__Aim of the task__
Scan the data below and state how many of its lines contain the word "play", giving only the figure.

Material to process below:

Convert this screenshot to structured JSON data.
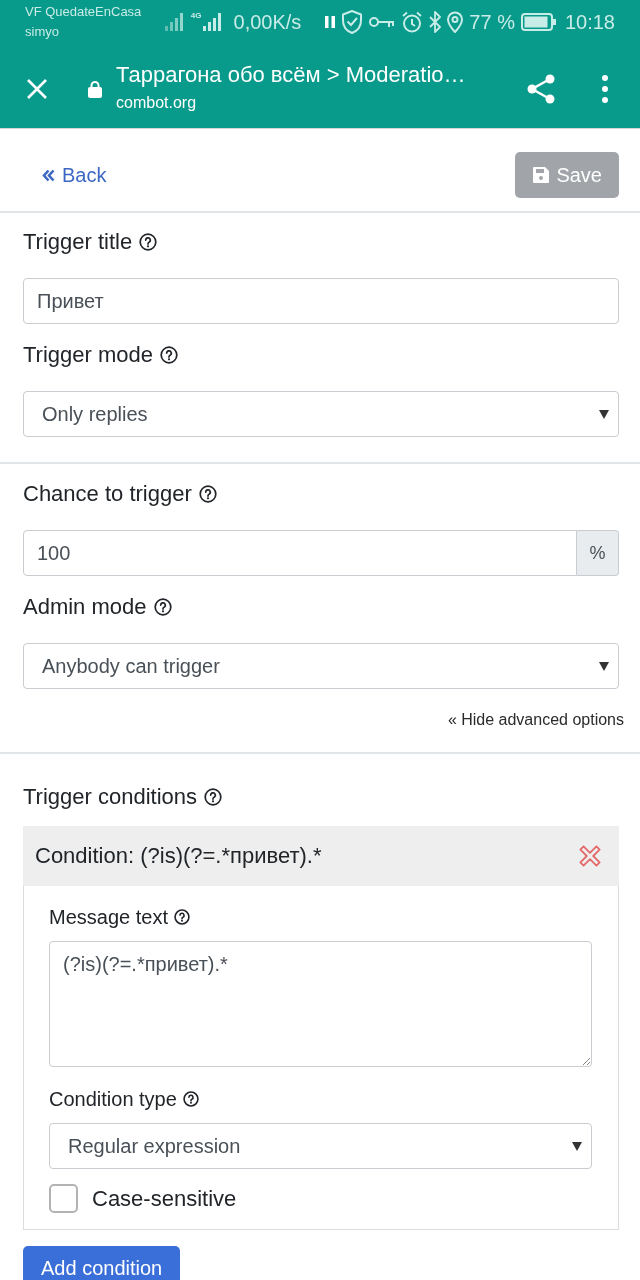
{
  "status_bar": {
    "carrier": "VF QuedateEnCasa",
    "carrier_secondary": "simyo",
    "network_type": "4G",
    "speed": "0,00K/s",
    "battery": "77 %",
    "time": "10:18"
  },
  "toolbar": {
    "title": "Таррагона обо всём > Moderatio…",
    "url": "combot.org"
  },
  "page_header": {
    "back_link": "Back",
    "save_button": {
      "label": "Save",
      "disabled": true
    }
  },
  "sections": [
    {
      "fields": [
        {
          "kind": "text",
          "label": "Trigger title",
          "value": "Привет"
        },
        {
          "kind": "select",
          "label": "Trigger mode",
          "value": "Only replies"
        }
      ]
    },
    {
      "fields": [
        {
          "kind": "addon",
          "label": "Chance to trigger",
          "value": "100",
          "addon": "%"
        },
        {
          "kind": "select",
          "label": "Admin mode",
          "value": "Anybody can trigger"
        }
      ],
      "options_link": "« Hide advanced options"
    }
  ],
  "conditions": {
    "label": "Trigger conditions",
    "items": [
      {
        "title": "Condition: (?is)(?=.*привет).*",
        "fields": [
          {
            "kind": "textarea",
            "label": "Message text",
            "value": "(?is)(?=.*привет).*"
          },
          {
            "kind": "select",
            "label": "Condition type",
            "value": "Regular expression"
          },
          {
            "kind": "checkbox",
            "label": "Case-sensitive",
            "checked": false
          }
        ]
      }
    ],
    "add_button": "Add condition"
  }
}
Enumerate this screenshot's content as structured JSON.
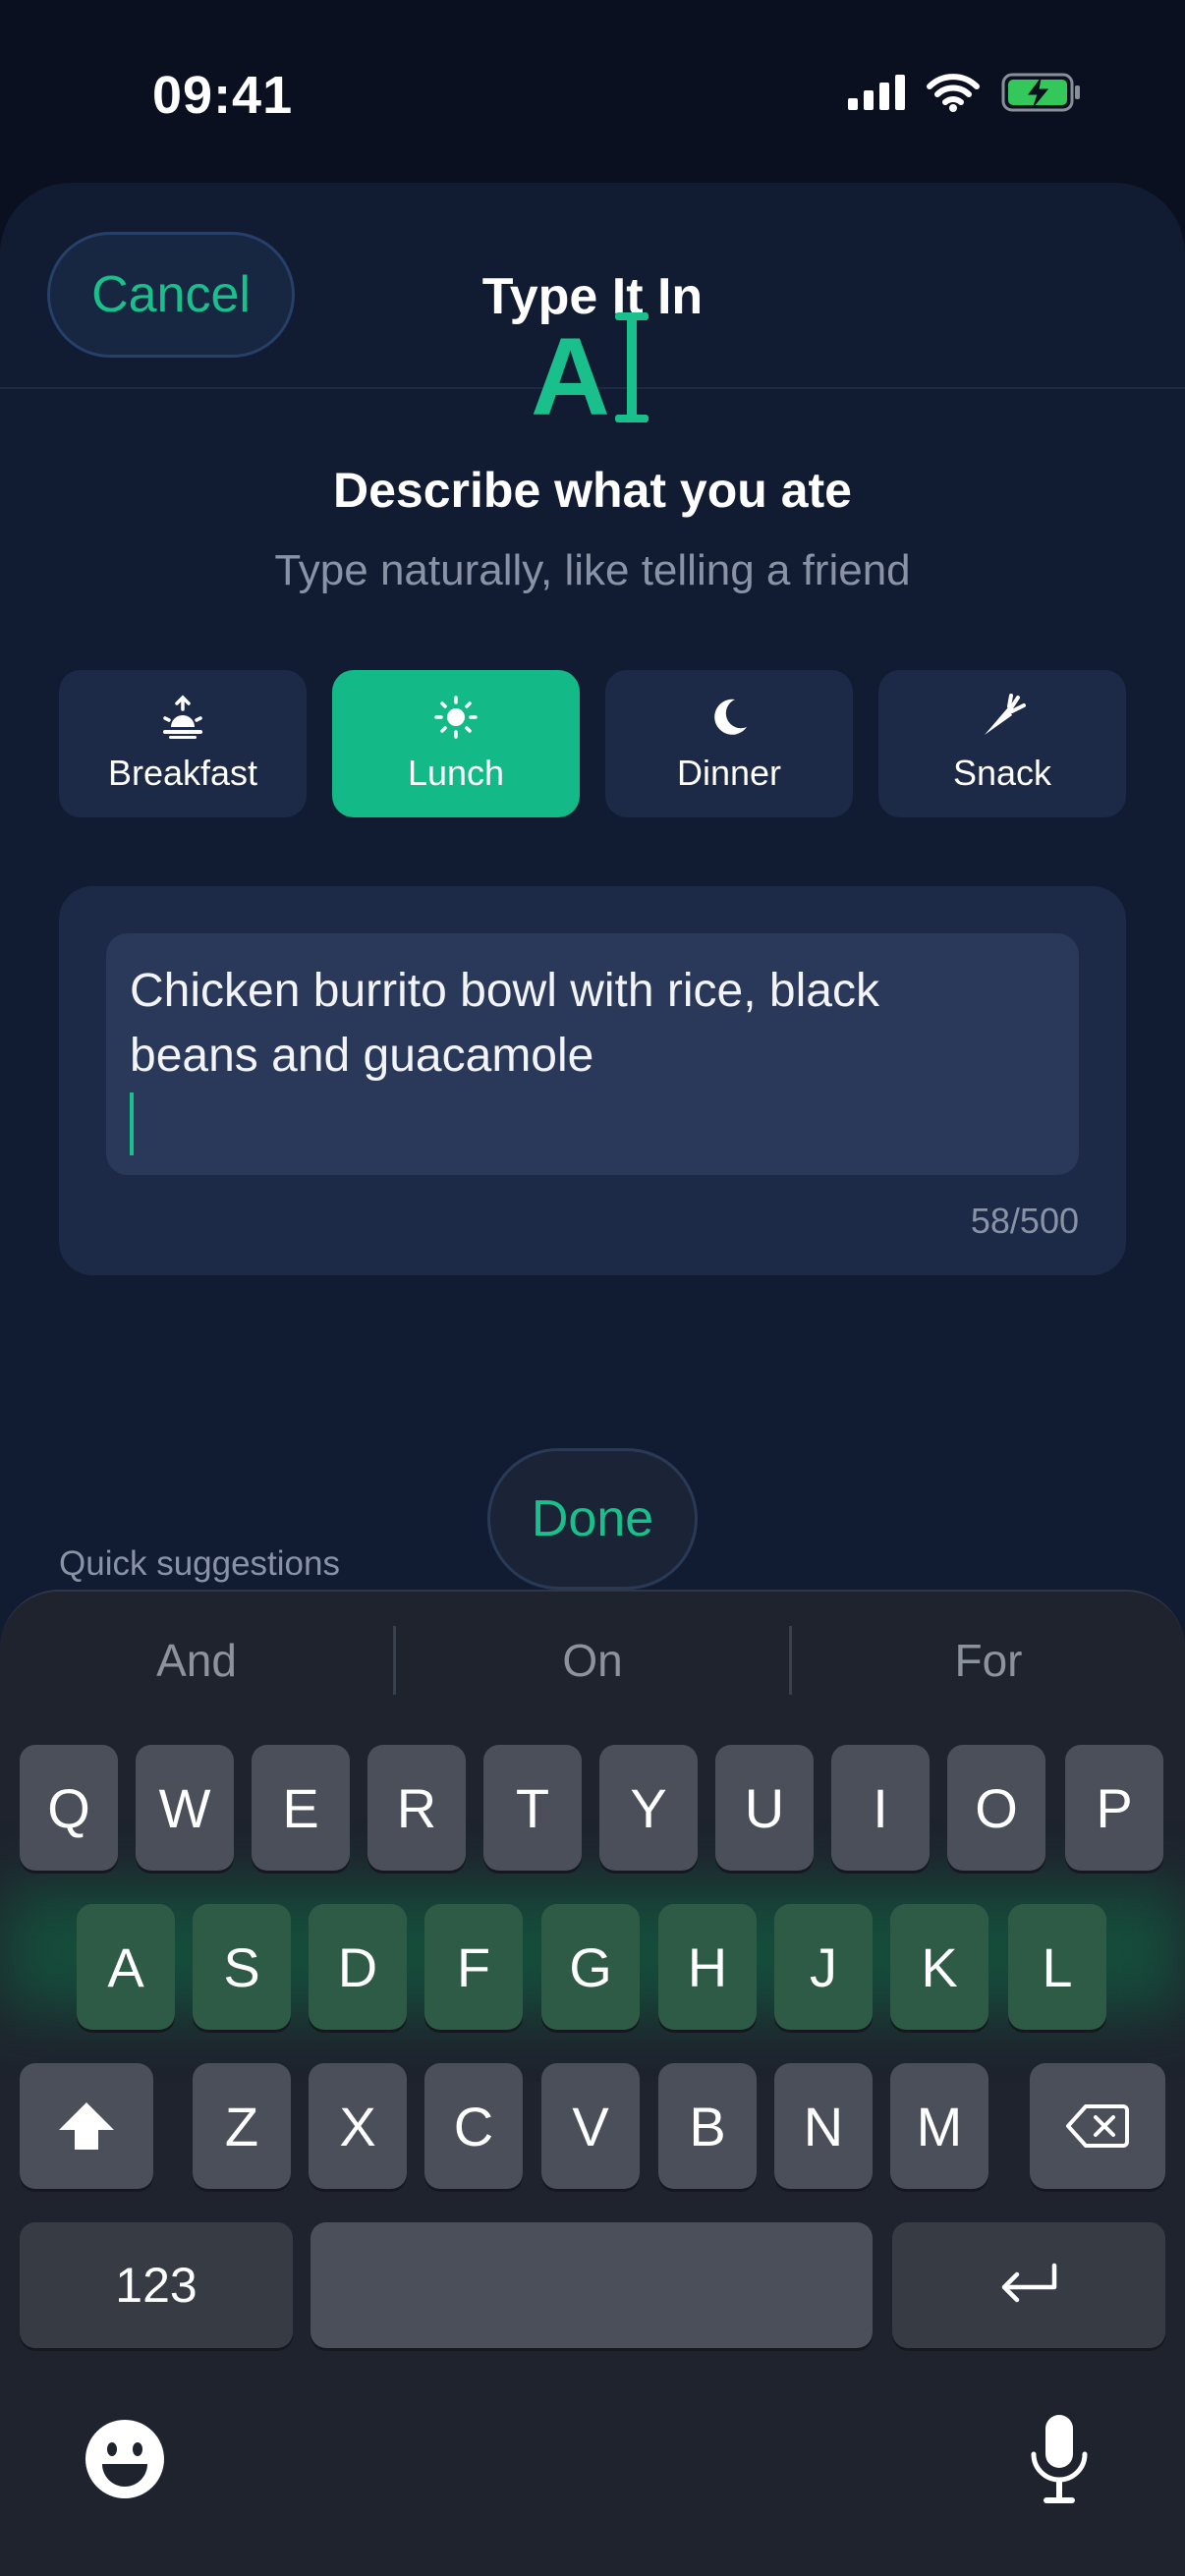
{
  "status": {
    "time": "09:41"
  },
  "nav": {
    "cancel_label": "Cancel",
    "title": "Type It In"
  },
  "hero": {
    "title": "Describe what you ate",
    "subtitle": "Type naturally, like telling a friend"
  },
  "meals": [
    {
      "label": "Breakfast",
      "icon": "sunrise-icon",
      "selected": false
    },
    {
      "label": "Lunch",
      "icon": "sun-icon",
      "selected": true
    },
    {
      "label": "Dinner",
      "icon": "moon-icon",
      "selected": false
    },
    {
      "label": "Snack",
      "icon": "carrot-icon",
      "selected": false
    }
  ],
  "input": {
    "value_line1": "Chicken burrito bowl with rice, black",
    "value_line2": "beans and guacamole",
    "char_count": "58/500"
  },
  "done_label": "Done",
  "quick_suggestions_label": "Quick suggestions",
  "keyboard": {
    "suggestions": [
      "And",
      "On",
      "For"
    ],
    "row1": [
      "Q",
      "W",
      "E",
      "R",
      "T",
      "Y",
      "U",
      "I",
      "O",
      "P"
    ],
    "row2": [
      "A",
      "S",
      "D",
      "F",
      "G",
      "H",
      "J",
      "K",
      "L"
    ],
    "row3": [
      "Z",
      "X",
      "C",
      "V",
      "B",
      "N",
      "M"
    ],
    "numbers_label": "123"
  },
  "colors": {
    "accent": "#19c08b",
    "background": "#0a1020",
    "sheet": "#111b32",
    "card": "#1c2a48"
  }
}
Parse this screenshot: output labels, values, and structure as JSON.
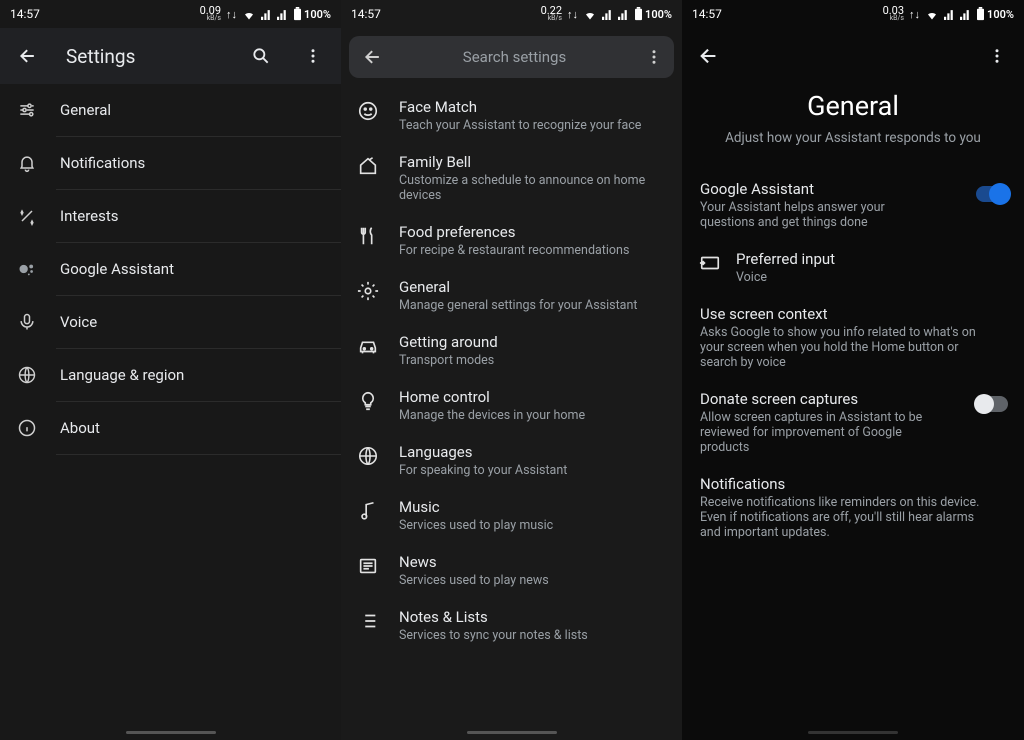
{
  "status": {
    "time": "14:57",
    "battery": "100%",
    "net1": "0.09",
    "net2": "0.22",
    "net3": "0.03",
    "kbs": "kB/s"
  },
  "p1": {
    "title": "Settings",
    "items": [
      {
        "label": "General"
      },
      {
        "label": "Notifications"
      },
      {
        "label": "Interests"
      },
      {
        "label": "Google Assistant"
      },
      {
        "label": "Voice"
      },
      {
        "label": "Language & region"
      },
      {
        "label": "About"
      }
    ]
  },
  "p2": {
    "searchPlaceholder": "Search settings",
    "items": [
      {
        "title": "Face Match",
        "sub": "Teach your Assistant to recognize your face"
      },
      {
        "title": "Family Bell",
        "sub": "Customize a schedule to announce on home devices"
      },
      {
        "title": "Food preferences",
        "sub": "For recipe & restaurant recommendations"
      },
      {
        "title": "General",
        "sub": "Manage general settings for your Assistant"
      },
      {
        "title": "Getting around",
        "sub": "Transport modes"
      },
      {
        "title": "Home control",
        "sub": "Manage the devices in your home"
      },
      {
        "title": "Languages",
        "sub": "For speaking to your Assistant"
      },
      {
        "title": "Music",
        "sub": "Services used to play music"
      },
      {
        "title": "News",
        "sub": "Services used to play news"
      },
      {
        "title": "Notes & Lists",
        "sub": "Services to sync your notes & lists"
      }
    ]
  },
  "p3": {
    "title": "General",
    "sub": "Adjust how your Assistant responds to you",
    "items": [
      {
        "title": "Google Assistant",
        "sub": "Your Assistant helps answer your questions and get things done"
      },
      {
        "title": "Preferred input",
        "sub": "Voice"
      },
      {
        "title": "Use screen context",
        "sub": "Asks Google to show you info related to what's on your screen when you hold the Home button or search by voice"
      },
      {
        "title": "Donate screen captures",
        "sub": "Allow screen captures in Assistant to be reviewed for improvement of Google products"
      },
      {
        "title": "Notifications",
        "sub": "Receive notifications like reminders on this device. Even if notifications are off, you'll still hear alarms and important updates."
      }
    ]
  }
}
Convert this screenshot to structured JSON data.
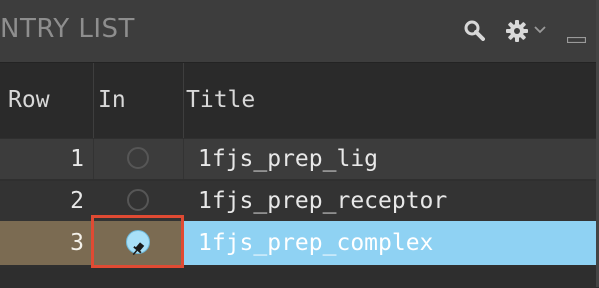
{
  "panel": {
    "title": "NTRY LIST",
    "icons": [
      "search-icon",
      "gear-icon",
      "chevron-down-icon",
      "minimize-icon"
    ]
  },
  "table": {
    "columns": [
      "Row",
      "In",
      "Title"
    ],
    "rows": [
      {
        "row": "1",
        "in": false,
        "title": "1fjs_prep_lig"
      },
      {
        "row": "2",
        "in": false,
        "title": "1fjs_prep_receptor"
      },
      {
        "row": "3",
        "in": true,
        "title": "1fjs_prep_complex"
      }
    ]
  },
  "colors": {
    "header_bg": "#3d3d3d",
    "selected_title_bg": "#8fd2f3",
    "selected_row_bg": "#7b6b52",
    "highlight_box": "#e04a33"
  }
}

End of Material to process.

__Answer to the exercise__
2